>>>

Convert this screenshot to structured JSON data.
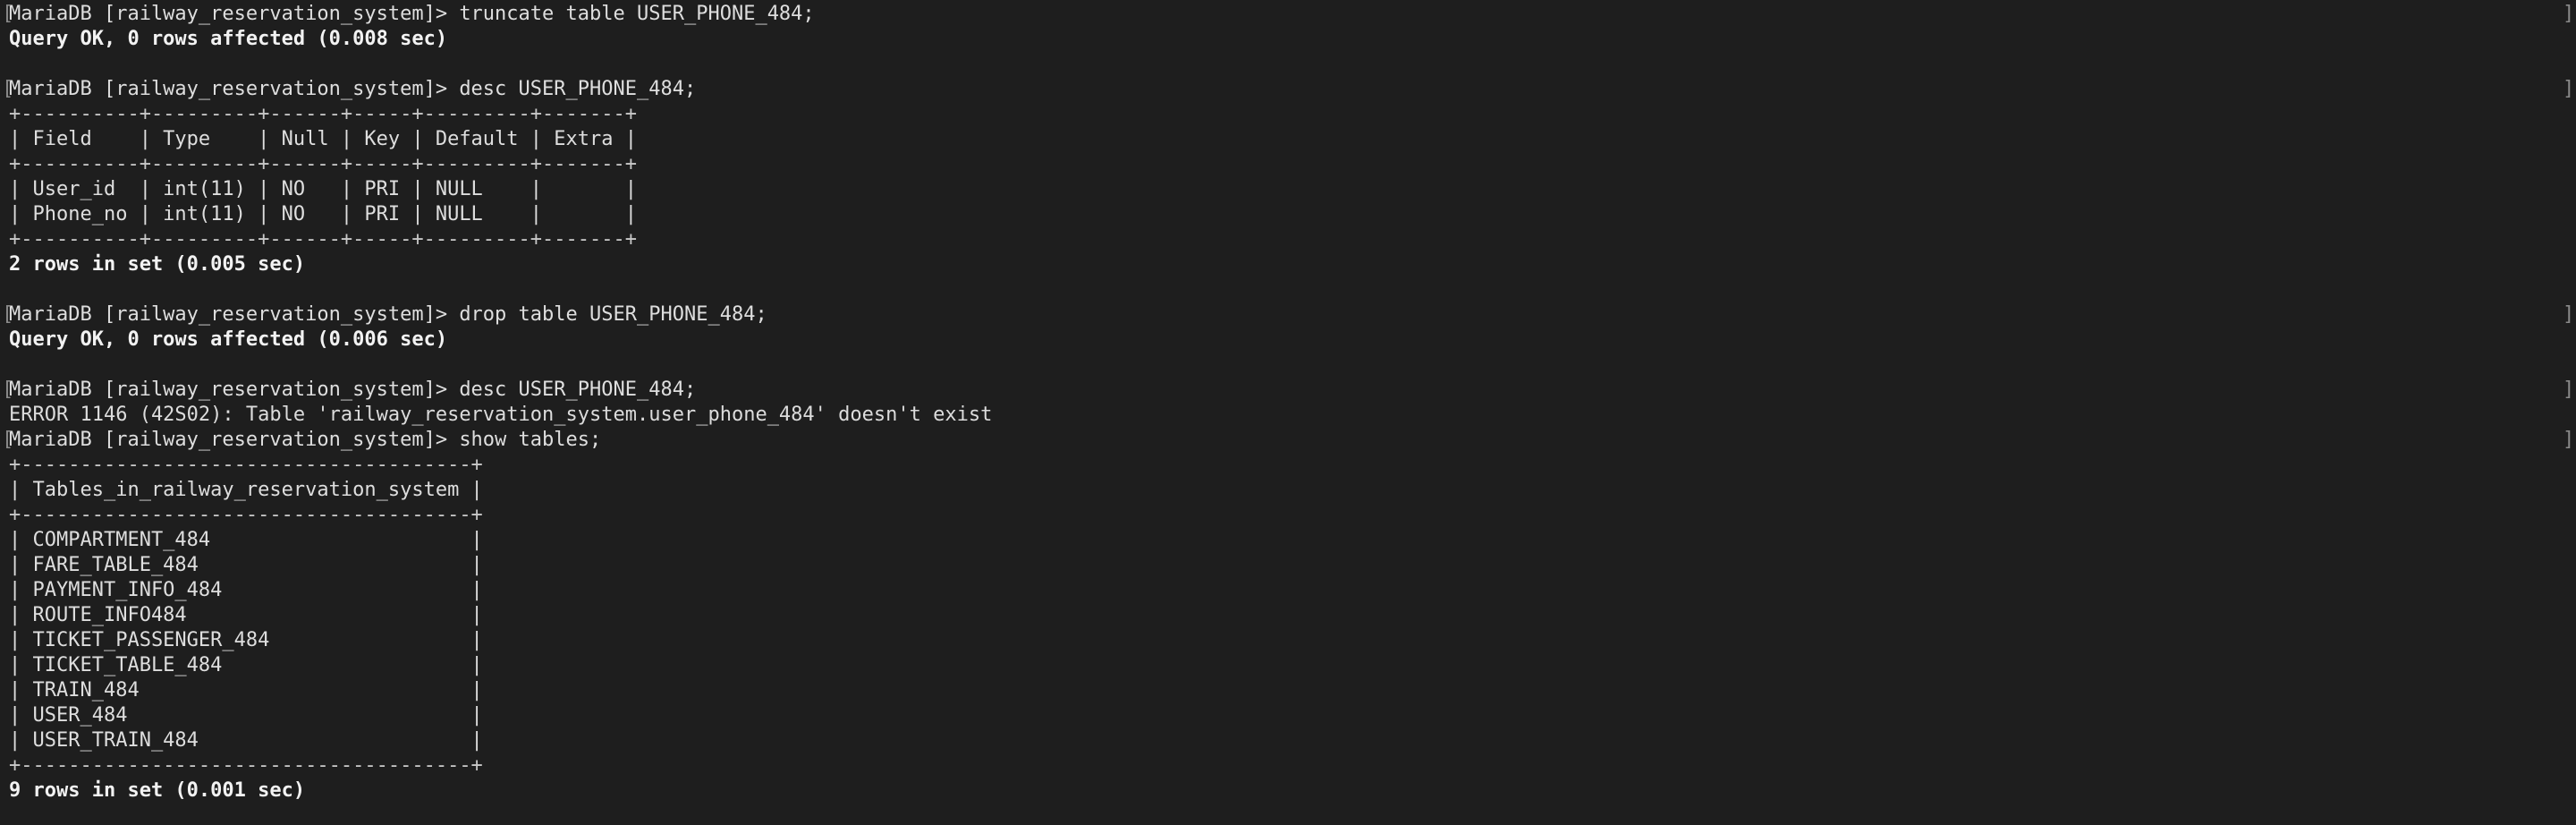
{
  "terminal": {
    "marker_left": "[",
    "marker_right": "]",
    "lines": [
      {
        "text": "MariaDB [railway_reservation_system]> truncate table USER_PHONE_484;",
        "kind": "prompt"
      },
      {
        "text": "Query OK, 0 rows affected (0.008 sec)",
        "kind": "bold"
      },
      {
        "text": "",
        "kind": "blank"
      },
      {
        "text": "MariaDB [railway_reservation_system]> desc USER_PHONE_484;",
        "kind": "prompt"
      },
      {
        "text": "+----------+---------+------+-----+---------+-------+",
        "kind": "border"
      },
      {
        "text": "| Field    | Type    | Null | Key | Default | Extra |",
        "kind": "table"
      },
      {
        "text": "+----------+---------+------+-----+---------+-------+",
        "kind": "border"
      },
      {
        "text": "| User_id  | int(11) | NO   | PRI | NULL    |       |",
        "kind": "table"
      },
      {
        "text": "| Phone_no | int(11) | NO   | PRI | NULL    |       |",
        "kind": "table"
      },
      {
        "text": "+----------+---------+------+-----+---------+-------+",
        "kind": "border"
      },
      {
        "text": "2 rows in set (0.005 sec)",
        "kind": "bold"
      },
      {
        "text": "",
        "kind": "blank"
      },
      {
        "text": "MariaDB [railway_reservation_system]> drop table USER_PHONE_484;",
        "kind": "prompt"
      },
      {
        "text": "Query OK, 0 rows affected (0.006 sec)",
        "kind": "bold"
      },
      {
        "text": "",
        "kind": "blank"
      },
      {
        "text": "MariaDB [railway_reservation_system]> desc USER_PHONE_484;",
        "kind": "prompt"
      },
      {
        "text": "ERROR 1146 (42S02): Table 'railway_reservation_system.user_phone_484' doesn't exist",
        "kind": "error"
      },
      {
        "text": "MariaDB [railway_reservation_system]> show tables;",
        "kind": "prompt"
      },
      {
        "text": "+--------------------------------------+",
        "kind": "border"
      },
      {
        "text": "| Tables_in_railway_reservation_system |",
        "kind": "table"
      },
      {
        "text": "+--------------------------------------+",
        "kind": "border"
      },
      {
        "text": "| COMPARTMENT_484                      |",
        "kind": "table"
      },
      {
        "text": "| FARE_TABLE_484                       |",
        "kind": "table"
      },
      {
        "text": "| PAYMENT_INFO_484                     |",
        "kind": "table"
      },
      {
        "text": "| ROUTE_INFO484                        |",
        "kind": "table"
      },
      {
        "text": "| TICKET_PASSENGER_484                 |",
        "kind": "table"
      },
      {
        "text": "| TICKET_TABLE_484                     |",
        "kind": "table"
      },
      {
        "text": "| TRAIN_484                            |",
        "kind": "table"
      },
      {
        "text": "| USER_484                             |",
        "kind": "table"
      },
      {
        "text": "| USER_TRAIN_484                       |",
        "kind": "table"
      },
      {
        "text": "+--------------------------------------+",
        "kind": "border"
      },
      {
        "text": "9 rows in set (0.001 sec)",
        "kind": "bold"
      }
    ]
  }
}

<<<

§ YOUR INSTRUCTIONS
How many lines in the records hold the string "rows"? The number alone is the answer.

§ RESPONSE AREA
4